Body temperature is one of the factors that is controlled during homeostasis. The human body maintains the temperature that enzymes work best, which is around 37°C.
If body temperature increases over this temperature, enzymes will denature and become less effective at catalysing important reactions, such as respiration.
This process is controlled by the thermoregulatory centre, which is contained in the hypothalamus in the brain, and it contains receptors sensitive to the temperature of the blood. The skin also has temperature receptors and sends nervous impulses back to the hypothalamus.
The hypothalamus responds to this information by sending nerve impulses to effectors in the skin to maintain body temperature.
The skin contains three layers: The epidermis, dermis and a layer of fatty tissue.
Structures within these layers are involved in thermoregulation.
When we get too hot:
When we get too cold:

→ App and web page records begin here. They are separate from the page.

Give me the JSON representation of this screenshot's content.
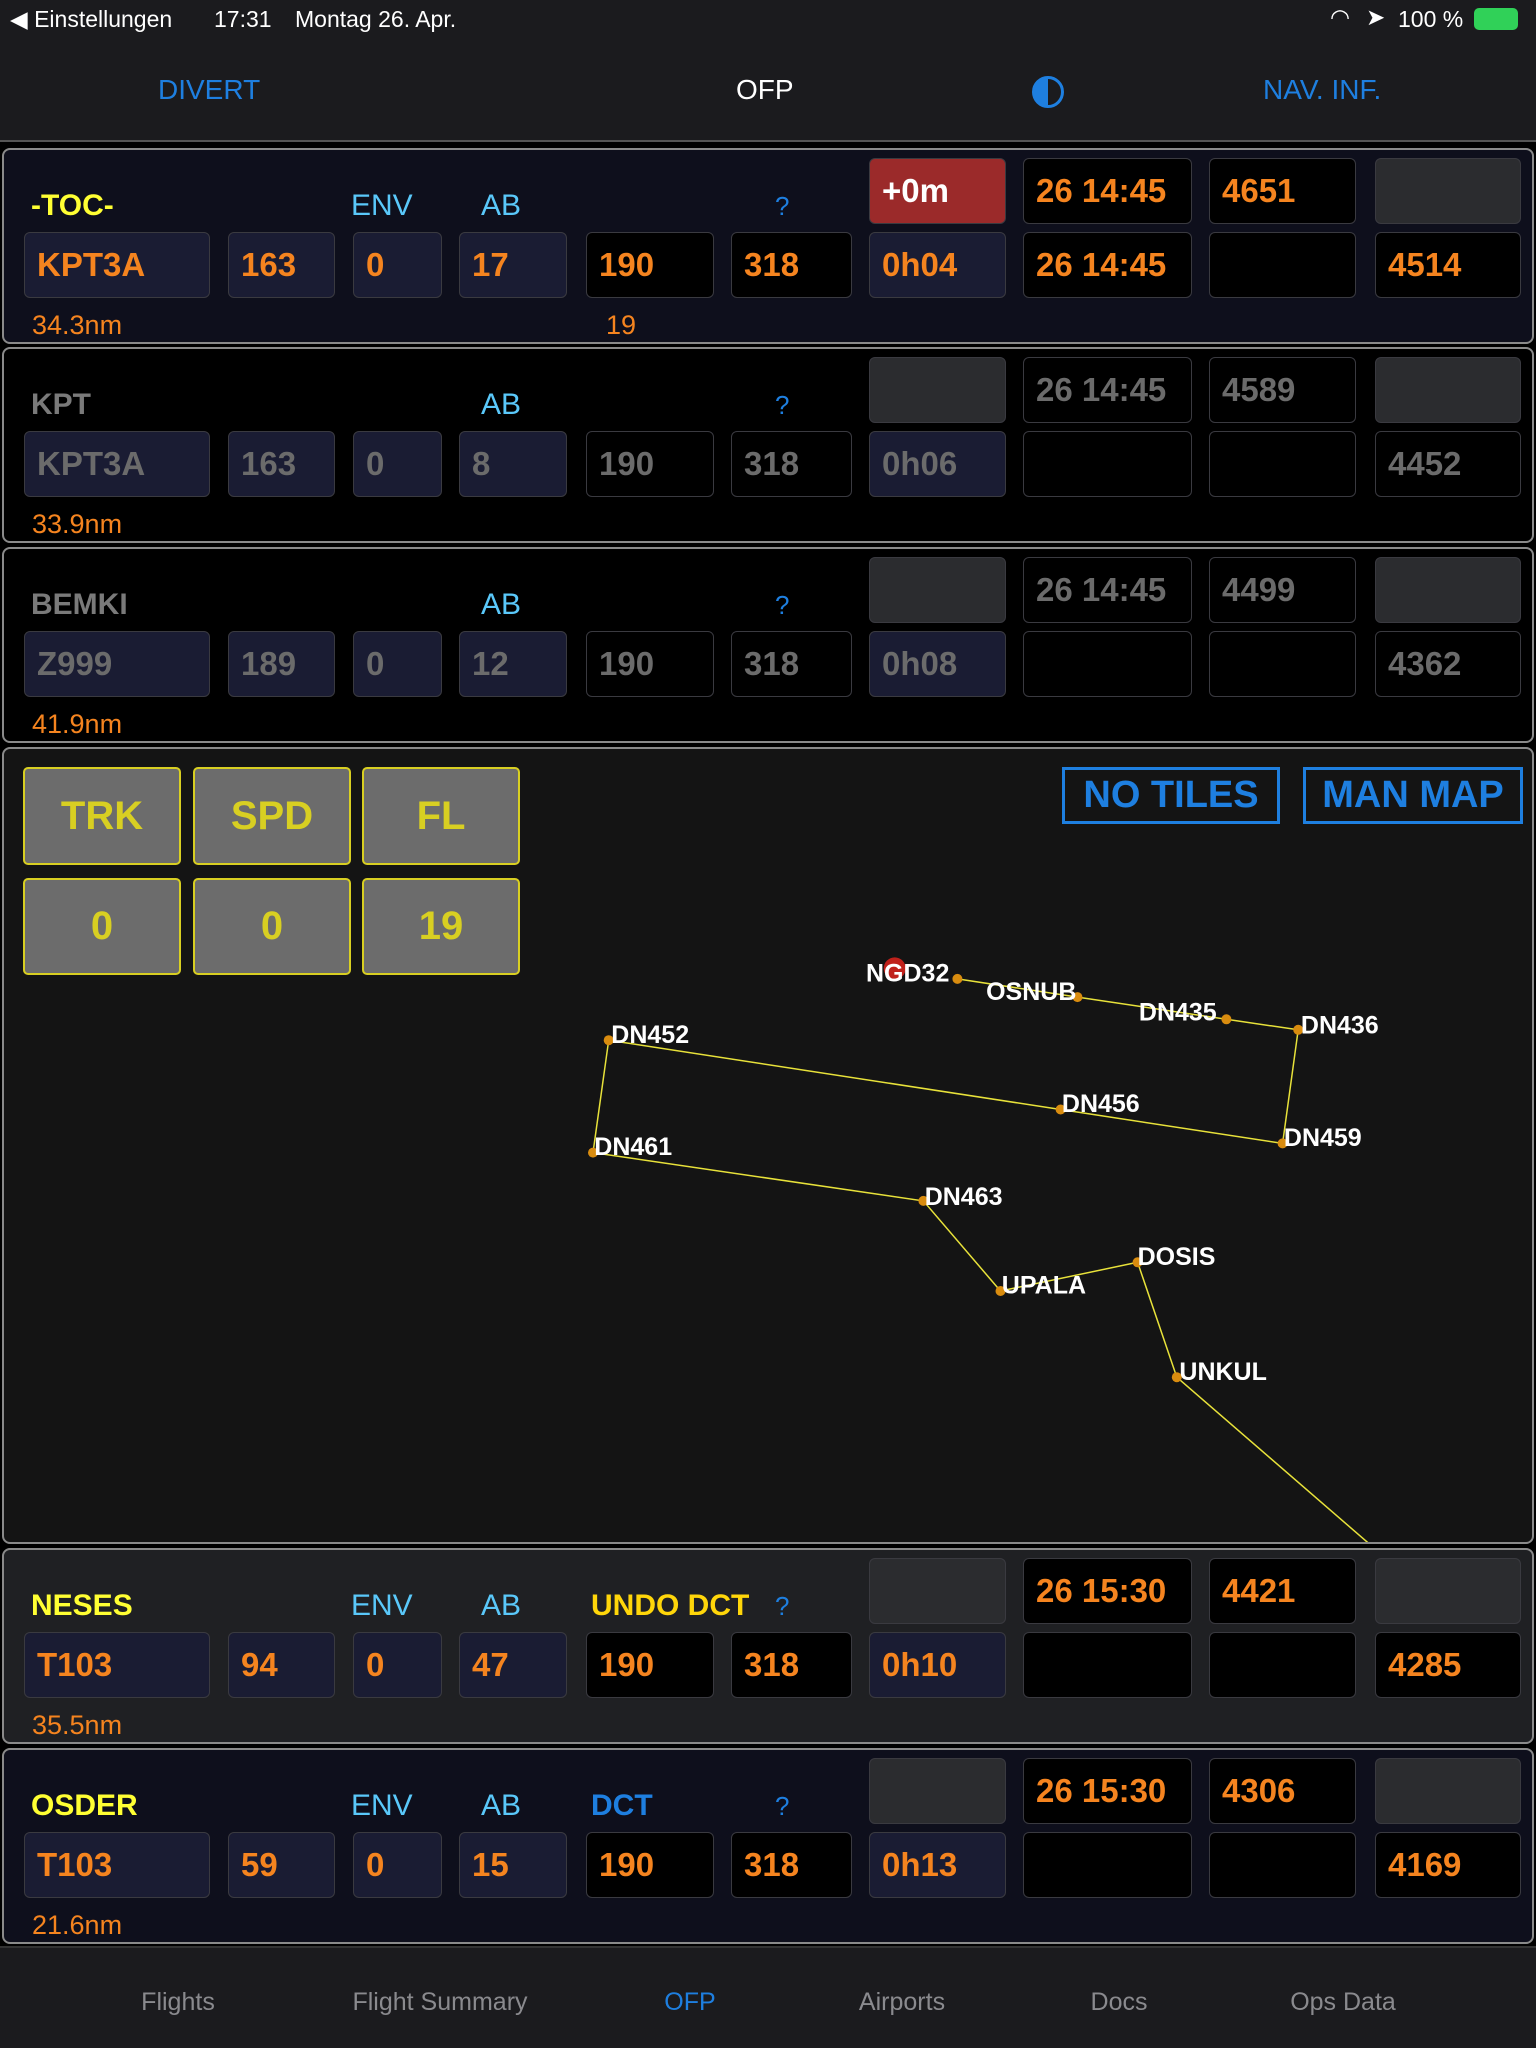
{
  "status_bar": {
    "back_label": "Einstellungen",
    "time": "17:31",
    "date": "Montag 26. Apr.",
    "battery": "100 %"
  },
  "nav": {
    "left": "DIVERT",
    "title": "OFP",
    "right": "NAV. INF.",
    "contrast_icon": "half-circle-icon"
  },
  "colors": {
    "accent": "#1e7fe0",
    "value": "#f5841f",
    "waypoint": "#ffff33",
    "label_blue": "#5ac8fa",
    "dim": "#6b6b6b",
    "alert": "#9b2a2a"
  },
  "rows": [
    {
      "name": "-TOC-",
      "env": "ENV",
      "ab": "AB",
      "dct": "",
      "q": "?",
      "state": "active",
      "bg": "#0e0f1c",
      "top": [
        {
          "v": "+0m",
          "t": "red"
        },
        {
          "v": "26 14:45",
          "t": "black"
        },
        {
          "v": "4651",
          "t": "black"
        },
        {
          "v": "",
          "t": "gray"
        }
      ],
      "bottom": [
        {
          "v": "KPT3A",
          "t": "navy"
        },
        {
          "v": "163",
          "t": "navy"
        },
        {
          "v": "0",
          "t": "navy"
        },
        {
          "v": "17",
          "t": "navy"
        },
        {
          "v": "190",
          "t": "black"
        },
        {
          "v": "318",
          "t": "black"
        },
        {
          "v": "0h04",
          "t": "navy"
        },
        {
          "v": "26 14:45",
          "t": "black"
        },
        {
          "v": "",
          "t": "black"
        },
        {
          "v": "4514",
          "t": "black"
        }
      ],
      "dist": "34.3nm",
      "extra": "19"
    },
    {
      "name": "KPT",
      "env": "",
      "ab": "AB",
      "dct": "",
      "q": "?",
      "state": "dim",
      "bg": "#000000",
      "top": [
        {
          "v": "",
          "t": "gray"
        },
        {
          "v": "26 14:45",
          "t": "black"
        },
        {
          "v": "4589",
          "t": "black"
        },
        {
          "v": "",
          "t": "gray"
        }
      ],
      "bottom": [
        {
          "v": "KPT3A",
          "t": "navy"
        },
        {
          "v": "163",
          "t": "navy"
        },
        {
          "v": "0",
          "t": "navy"
        },
        {
          "v": "8",
          "t": "navy"
        },
        {
          "v": "190",
          "t": "black"
        },
        {
          "v": "318",
          "t": "black"
        },
        {
          "v": "0h06",
          "t": "navy"
        },
        {
          "v": "",
          "t": "black"
        },
        {
          "v": "",
          "t": "black"
        },
        {
          "v": "4452",
          "t": "black"
        }
      ],
      "dist": "33.9nm",
      "extra": ""
    },
    {
      "name": "BEMKI",
      "env": "",
      "ab": "AB",
      "dct": "",
      "q": "?",
      "state": "dim",
      "bg": "#000000",
      "top": [
        {
          "v": "",
          "t": "gray"
        },
        {
          "v": "26 14:45",
          "t": "black"
        },
        {
          "v": "4499",
          "t": "black"
        },
        {
          "v": "",
          "t": "gray"
        }
      ],
      "bottom": [
        {
          "v": "Z999",
          "t": "navy"
        },
        {
          "v": "189",
          "t": "navy"
        },
        {
          "v": "0",
          "t": "navy"
        },
        {
          "v": "12",
          "t": "navy"
        },
        {
          "v": "190",
          "t": "black"
        },
        {
          "v": "318",
          "t": "black"
        },
        {
          "v": "0h08",
          "t": "navy"
        },
        {
          "v": "",
          "t": "black"
        },
        {
          "v": "",
          "t": "black"
        },
        {
          "v": "4362",
          "t": "black"
        }
      ],
      "dist": "41.9nm",
      "extra": ""
    },
    {
      "name": "NESES",
      "env": "ENV",
      "ab": "AB",
      "dct": "UNDO DCT",
      "dct_color": "#ffd60a",
      "q": "?",
      "state": "active",
      "bg": "#1f2023",
      "top": [
        {
          "v": "",
          "t": "gray"
        },
        {
          "v": "26 15:30",
          "t": "black"
        },
        {
          "v": "4421",
          "t": "black"
        },
        {
          "v": "",
          "t": "gray"
        }
      ],
      "bottom": [
        {
          "v": "T103",
          "t": "navy"
        },
        {
          "v": "94",
          "t": "navy"
        },
        {
          "v": "0",
          "t": "navy"
        },
        {
          "v": "47",
          "t": "navy"
        },
        {
          "v": "190",
          "t": "black"
        },
        {
          "v": "318",
          "t": "black"
        },
        {
          "v": "0h10",
          "t": "navy"
        },
        {
          "v": "",
          "t": "black"
        },
        {
          "v": "",
          "t": "black"
        },
        {
          "v": "4285",
          "t": "black"
        }
      ],
      "dist": "35.5nm",
      "extra": ""
    },
    {
      "name": "OSDER",
      "env": "ENV",
      "ab": "AB",
      "dct": "DCT",
      "dct_color": "#1e7fe0",
      "q": "?",
      "state": "active",
      "bg": "#0e0f1c",
      "top": [
        {
          "v": "",
          "t": "gray"
        },
        {
          "v": "26 15:30",
          "t": "black"
        },
        {
          "v": "4306",
          "t": "black"
        },
        {
          "v": "",
          "t": "gray"
        }
      ],
      "bottom": [
        {
          "v": "T103",
          "t": "navy"
        },
        {
          "v": "59",
          "t": "navy"
        },
        {
          "v": "0",
          "t": "navy"
        },
        {
          "v": "15",
          "t": "navy"
        },
        {
          "v": "190",
          "t": "black"
        },
        {
          "v": "318",
          "t": "black"
        },
        {
          "v": "0h13",
          "t": "navy"
        },
        {
          "v": "",
          "t": "black"
        },
        {
          "v": "",
          "t": "black"
        },
        {
          "v": "4169",
          "t": "black"
        }
      ],
      "dist": "21.6nm",
      "extra": ""
    }
  ],
  "map": {
    "headers": [
      "TRK",
      "SPD",
      "FL"
    ],
    "values": [
      "0",
      "0",
      "19"
    ],
    "no_tiles": "NO TILES",
    "man_map": "MAN MAP",
    "waypoints": [
      "NGD32",
      "OSNUB",
      "DN435",
      "DN436",
      "DN459",
      "DN456",
      "DN452",
      "DN461",
      "DN463",
      "UPALA",
      "DOSIS",
      "UNKUL"
    ]
  },
  "tabs": [
    {
      "label": "Flights"
    },
    {
      "label": "Flight Summary"
    },
    {
      "label": "OFP",
      "active": true
    },
    {
      "label": "Airports"
    },
    {
      "label": "Docs"
    },
    {
      "label": "Ops Data"
    }
  ]
}
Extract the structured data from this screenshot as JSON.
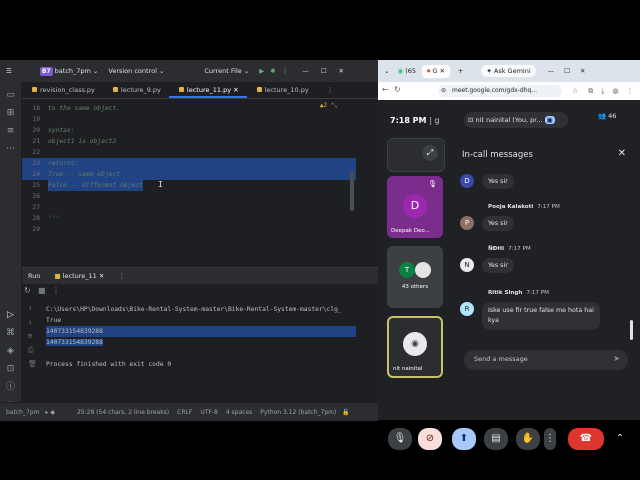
{
  "ide": {
    "project_badge": "B7",
    "project_name": "batch_7pm",
    "vcs": "Version control",
    "run_config": "Current File",
    "tabs": [
      {
        "label": "revision_class.py"
      },
      {
        "label": "lecture_9.py"
      },
      {
        "label": "lecture_11.py"
      },
      {
        "label": "lecture_10.py"
      }
    ],
    "inspection_count": "2",
    "editor_lines": [
      {
        "num": "18",
        "text": "to the same object."
      },
      {
        "num": "19",
        "text": ""
      },
      {
        "num": "20",
        "text": "syntax:"
      },
      {
        "num": "21",
        "text": "object1 is object2"
      },
      {
        "num": "22",
        "text": ""
      },
      {
        "num": "23",
        "text": "returns:"
      },
      {
        "num": "24",
        "text": "True -- same object"
      },
      {
        "num": "25",
        "text": "False -- different object"
      },
      {
        "num": "26",
        "text": ""
      },
      {
        "num": "27",
        "text": ""
      },
      {
        "num": "28",
        "text": "'''"
      },
      {
        "num": "29",
        "text": ""
      }
    ],
    "run_tab_label": "Run",
    "run_config_tab": "lecture_11",
    "console_lines": [
      "C:\\Users\\HP\\Downloads\\Bike-Rental-System-master\\Bike-Rental-System-master\\clg_",
      "True",
      "140733154839288",
      "140733154839288",
      "",
      "Process finished with exit code 0"
    ],
    "status": {
      "project": "batch_7pm",
      "position": "25:28 (54 chars, 2 line breaks)",
      "line_sep": "CRLF",
      "encoding": "UTF-8",
      "indent": "4 spaces",
      "interpreter": "Python 3.12 (batch_7pm)"
    }
  },
  "chrome": {
    "tab1": "(65",
    "tab2": "G",
    "tab_ask": "Ask Gemini",
    "url": "meet.google.com/gdx-dhq..."
  },
  "meet": {
    "time": "7:18 PM",
    "time_suffix": "| g",
    "presenter": "nit nainital (You, pr...",
    "participant_count": "46",
    "tiles": {
      "deepak_initial": "D",
      "deepak": "Deepak Deo...",
      "others_initial": "T",
      "others": "43 others",
      "self": "nit nainital"
    },
    "panel": {
      "title": "In-call messages",
      "messages": [
        {
          "initial": "D",
          "sender": "",
          "time": "",
          "text": "Yes sir"
        },
        {
          "initial": "P",
          "sender": "Pooja Kalakoti",
          "time": "7:17 PM",
          "text": "Yes sir"
        },
        {
          "initial": "N",
          "sender": "ÑÐHI",
          "time": "7:17 PM",
          "text": "Yes sir"
        },
        {
          "initial": "R",
          "sender": "Ritik Singh",
          "time": "7:17 PM",
          "text": "Iske use fir true false me hota hai\nkya"
        }
      ],
      "send_placeholder": "Send a message"
    }
  },
  "colors": {
    "selection": "#214283",
    "comment": "#5f826b",
    "accent": "#3574f0",
    "hangup": "#dc362e",
    "presenting": "#a8c7fa"
  }
}
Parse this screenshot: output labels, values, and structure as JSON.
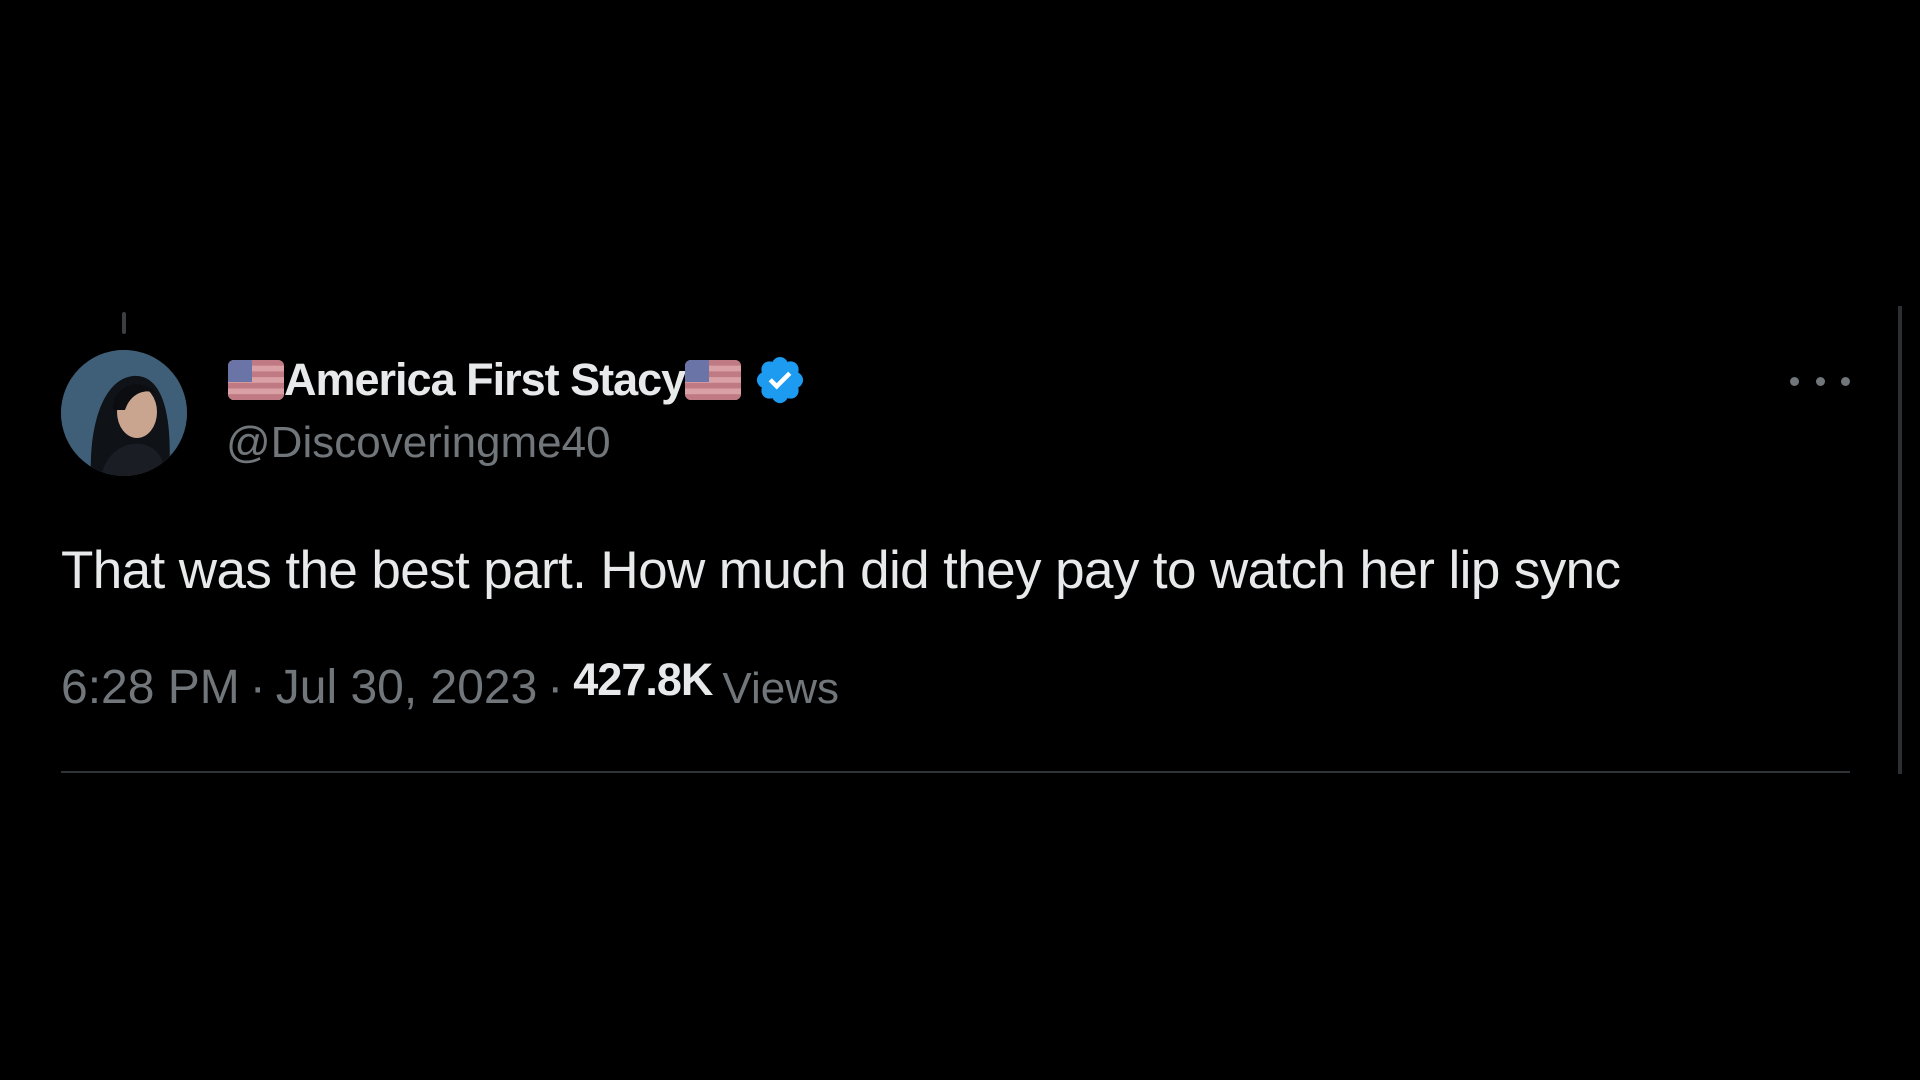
{
  "tweet": {
    "display_name": "America First Stacy",
    "handle": "@Discoveringme40",
    "text": "That was the best part. How much did they pay to watch her lip sync",
    "time": "6:28 PM",
    "separator": "·",
    "date": "Jul 30, 2023",
    "views_count": "427.8K",
    "views_label": "Views",
    "verified": true
  },
  "icons": {
    "flag_left": "us-flag-icon",
    "flag_right": "us-flag-icon",
    "verified": "verified-badge-icon",
    "more": "more-options-icon"
  },
  "colors": {
    "background": "#000000",
    "primary_text": "#e7e9ea",
    "secondary_text": "#71767b",
    "verified_blue": "#1d9bf0",
    "divider": "#2f3336"
  }
}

The control of body temperature is an example of a negative feedback mechanism. It regulates the amount of: